The keto diet has become very popular in recent years. It involves changing the diet so that almost all carbs are eliminated. In consequence it has very high levels of fat and protein, mostly derived from eating meat. Despite the diet having lots of fat in it, some people on this diet lose amazing amounts of body weight. Although the ‘keto diet’ fad is quite recent the idea of cutting out carbs to lose weight is in fact very old. The first person who wrote about it was a man called William Banting who published an article on it in 1863. In fact, some versions of the keto diet are still called the ‘banting diet’. Over the years, various other people have advocated the same approach probably the most famous of which was Atkins, who launched the ‘Atkins diet revolution’ in the 1970s. Although the diet produces good overall results it isn’t very clear why it works. One popular idea to explain its actions is called the ‘carbohydrate-insulin model’ or CIM.

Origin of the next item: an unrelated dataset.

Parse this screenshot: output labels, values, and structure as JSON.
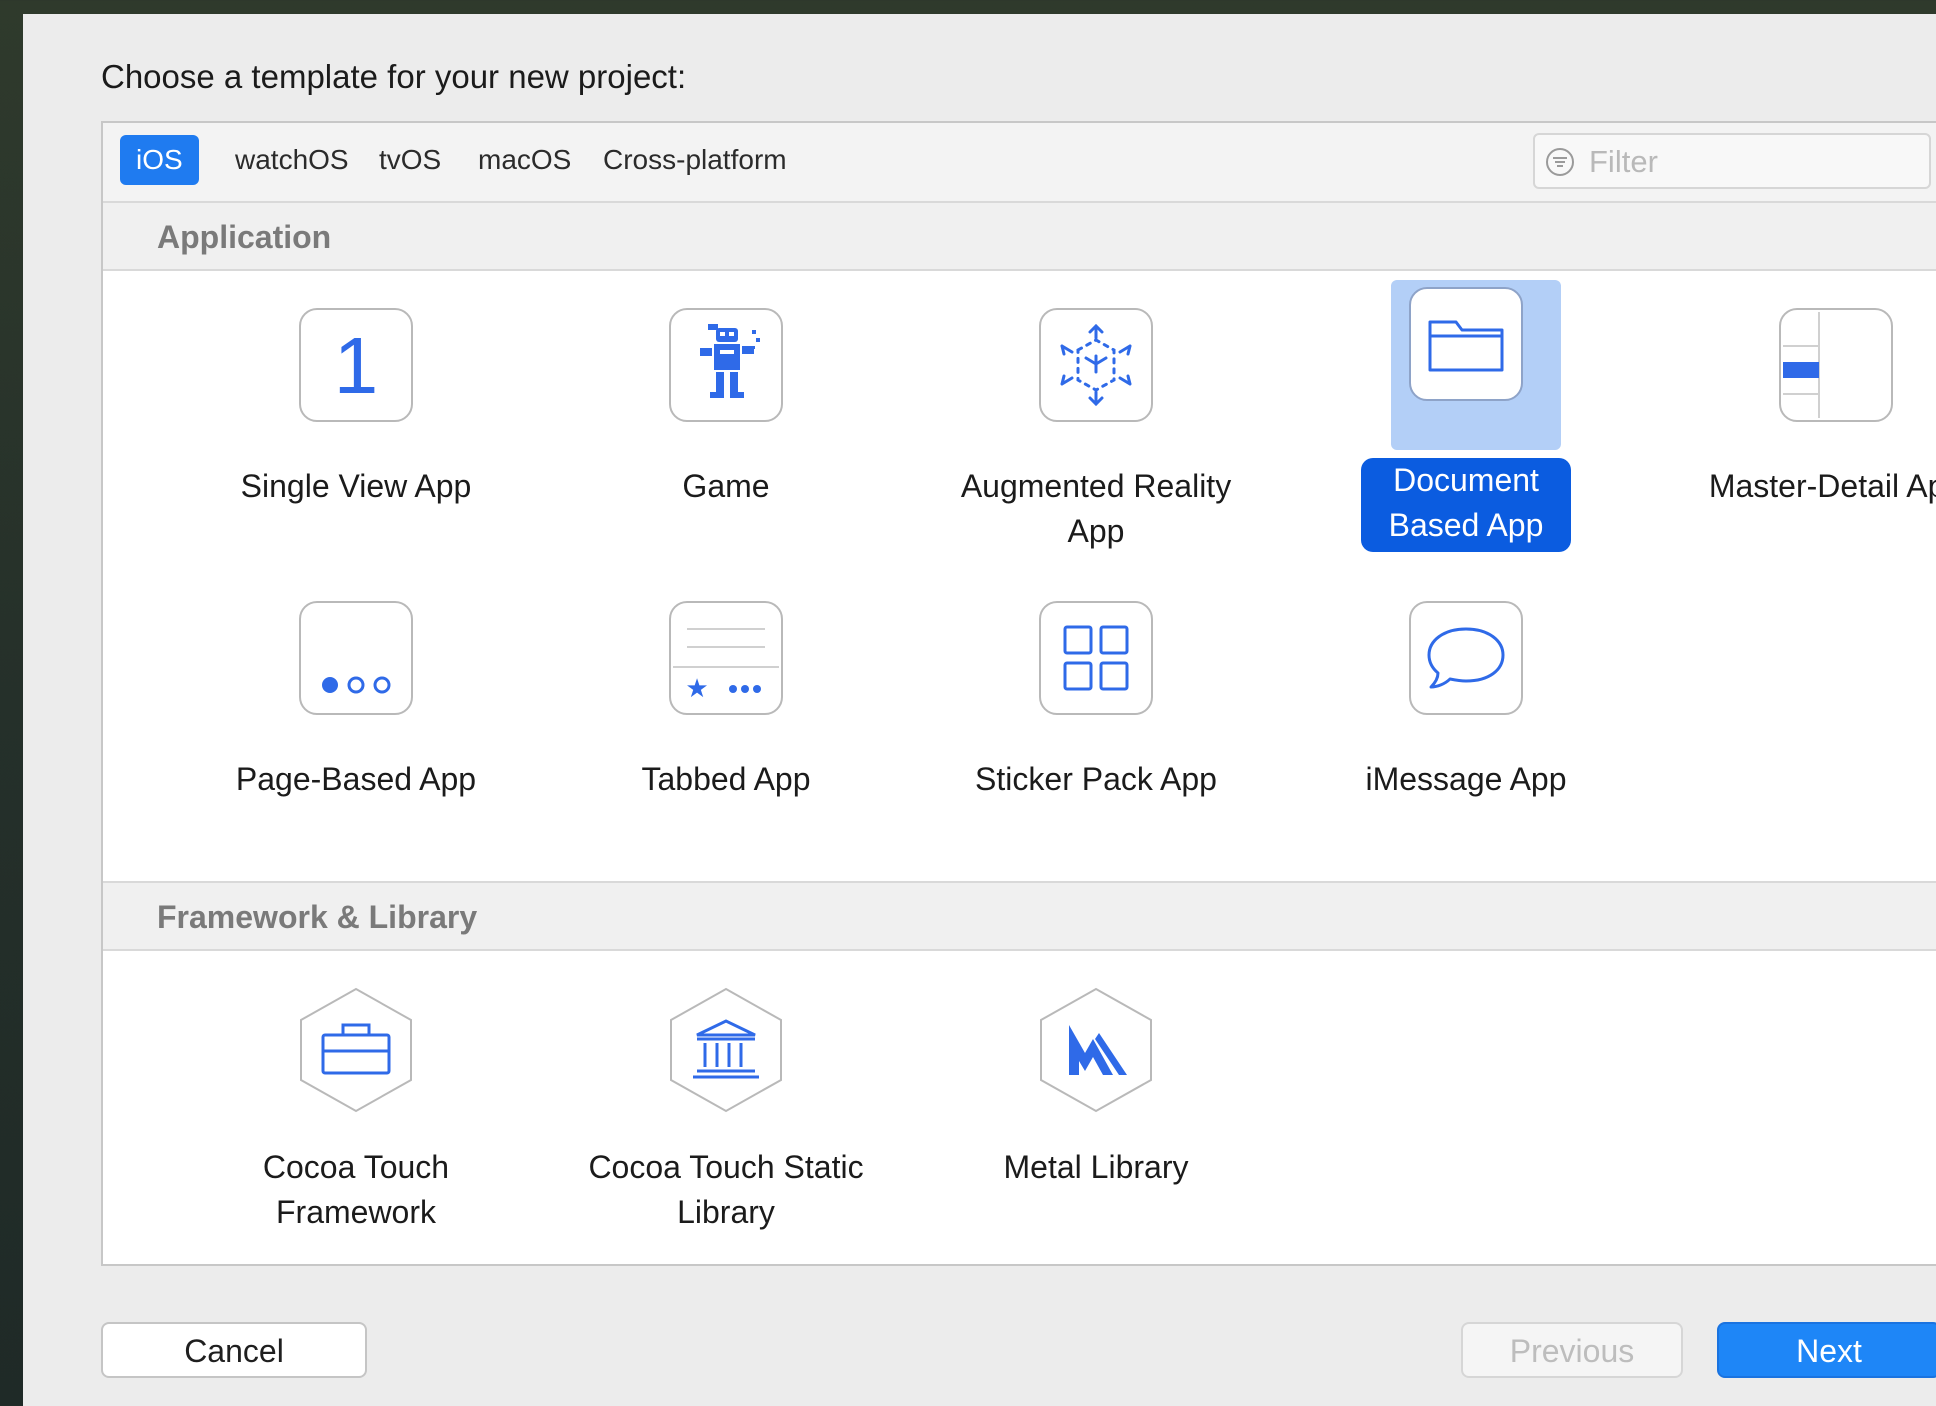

The CIM suggests that carbohydrates cause obesity because they cause a post meal surge in insulin which promotes the deposition of ingested energy into body fat. That creates a sort of internal starvation signal which is suggested to cause a suppression of metabolic rate and stimulates further intake. By cutting out carbs the keto diet breaks this cycle. The result is no longer a craving for food (hence reduced intake) and an increase in metabolic rate, which causes the spectacular weight loss that some on the keto diet enjoy. The CIM model is consistent with the keto diet effects – but is it correct?

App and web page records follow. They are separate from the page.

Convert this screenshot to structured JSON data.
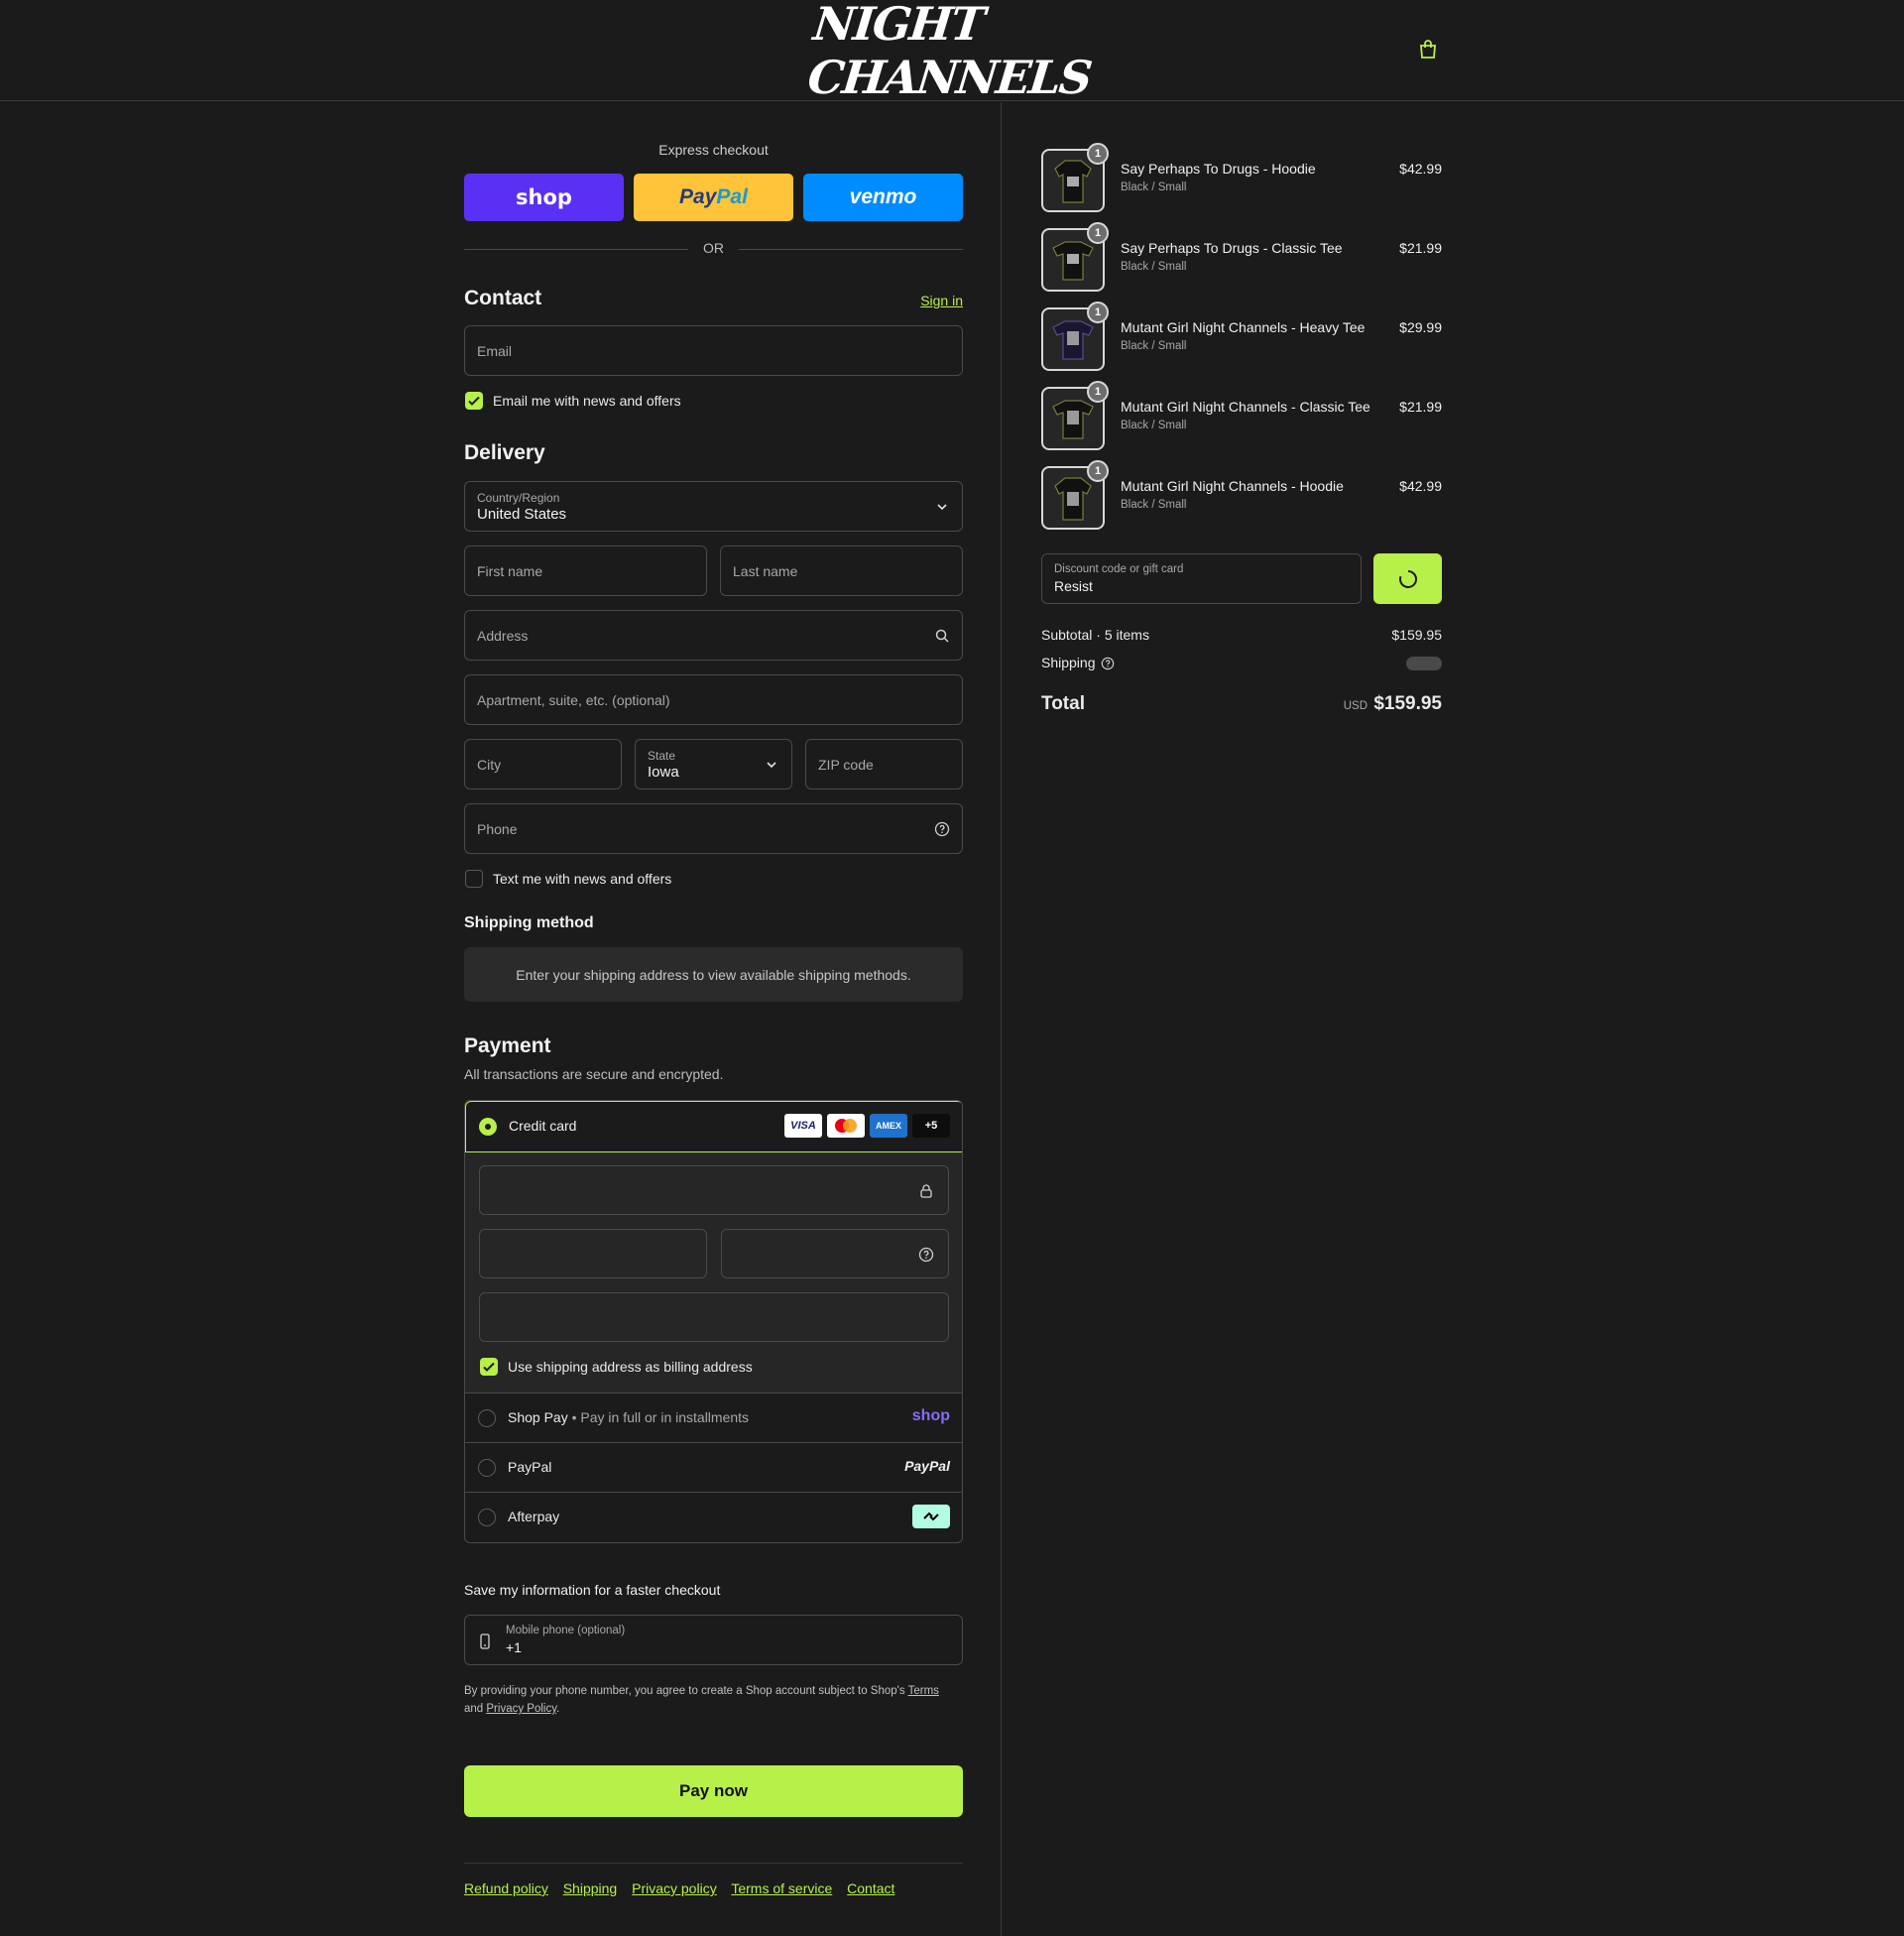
{
  "header": {
    "logo_text": "NIGHT CHANNELS",
    "cart_icon": "shopping-bag-icon"
  },
  "express": {
    "label": "Express checkout",
    "shop_label": "shop",
    "paypal_label": "PayPal",
    "venmo_label": "venmo",
    "or_label": "OR"
  },
  "contact": {
    "title": "Contact",
    "sign_in": "Sign in",
    "email_placeholder": "Email",
    "email_news_label": "Email me with news and offers",
    "email_news_checked": true
  },
  "delivery": {
    "title": "Delivery",
    "country_label": "Country/Region",
    "country_value": "United States",
    "first_name_placeholder": "First name",
    "last_name_placeholder": "Last name",
    "address_placeholder": "Address",
    "apartment_placeholder": "Apartment, suite, etc. (optional)",
    "city_placeholder": "City",
    "state_label": "State",
    "state_value": "Iowa",
    "zip_placeholder": "ZIP code",
    "phone_placeholder": "Phone",
    "text_news_label": "Text me with news and offers",
    "text_news_checked": false
  },
  "shipping_method": {
    "title": "Shipping method",
    "notice": "Enter your shipping address to view available shipping methods."
  },
  "payment": {
    "title": "Payment",
    "subtitle": "All transactions are secure and encrypted.",
    "credit_card_label": "Credit card",
    "card_brands": [
      "VISA",
      "Mastercard",
      "AMEX",
      "+5"
    ],
    "billing_same_label": "Use shipping address as billing address",
    "billing_same_checked": true,
    "shop_pay_label": "Shop Pay",
    "shop_pay_sub": "Pay in full or in installments",
    "shop_pay_logo": "shop",
    "paypal_label": "PayPal",
    "paypal_logo": "PayPal",
    "afterpay_label": "Afterpay"
  },
  "save_info": {
    "title": "Save my information for a faster checkout",
    "mobile_label": "Mobile phone (optional)",
    "mobile_value": "+1",
    "legal_prefix": "By providing your phone number, you agree to create a Shop account subject to Shop's",
    "terms_link": "Terms",
    "legal_and": "and",
    "privacy_link": "Privacy Policy",
    "legal_end": "."
  },
  "pay_now": "Pay now",
  "footer_links": [
    "Refund policy",
    "Shipping",
    "Privacy policy",
    "Terms of service",
    "Contact"
  ],
  "order": {
    "items": [
      {
        "name": "Say Perhaps To Drugs - Hoodie",
        "variant": "Black / Small",
        "price": "$42.99",
        "qty": "1"
      },
      {
        "name": "Say Perhaps To Drugs - Classic Tee",
        "variant": "Black / Small",
        "price": "$21.99",
        "qty": "1"
      },
      {
        "name": "Mutant Girl Night Channels - Heavy Tee",
        "variant": "Black / Small",
        "price": "$29.99",
        "qty": "1"
      },
      {
        "name": "Mutant Girl Night Channels - Classic Tee",
        "variant": "Black / Small",
        "price": "$21.99",
        "qty": "1"
      },
      {
        "name": "Mutant Girl Night Channels - Hoodie",
        "variant": "Black / Small",
        "price": "$42.99",
        "qty": "1"
      }
    ],
    "discount_label": "Discount code or gift card",
    "discount_value": "Resist",
    "subtotal_label": "Subtotal · 5 items",
    "subtotal_value": "$159.95",
    "shipping_label": "Shipping",
    "total_label": "Total",
    "total_currency": "USD",
    "total_value": "$159.95"
  },
  "colors": {
    "accent": "#b8f04a",
    "background": "#1b1b1b",
    "shop_purple": "#5a31f4",
    "paypal_yellow": "#ffc439",
    "venmo_blue": "#008cff"
  }
}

To answer that question John Speakman of the Shenzhen Institutes of Advanced Technology (SIAT) of the Chinese Academy of Sciences, who has worked extensively on energy balance and diet effects in mice teamed up with Dr. Kevin Hall of the USA NIH who has also done extensive work on energy regulation in humans. They summarize a series of recent experiments which refute most of the predictions of the CIM. They then build on this work to propose an alternative model that preserves some of the aspects of the CIM that seem correct – like the role of insulin in fat deposition.
Speakman said 'The carbohydrate insulin model was a good attempt to try and explain why we get fat, and why keto diets help reverse it. However, our data in both mice and humans clearly show it is wrong.'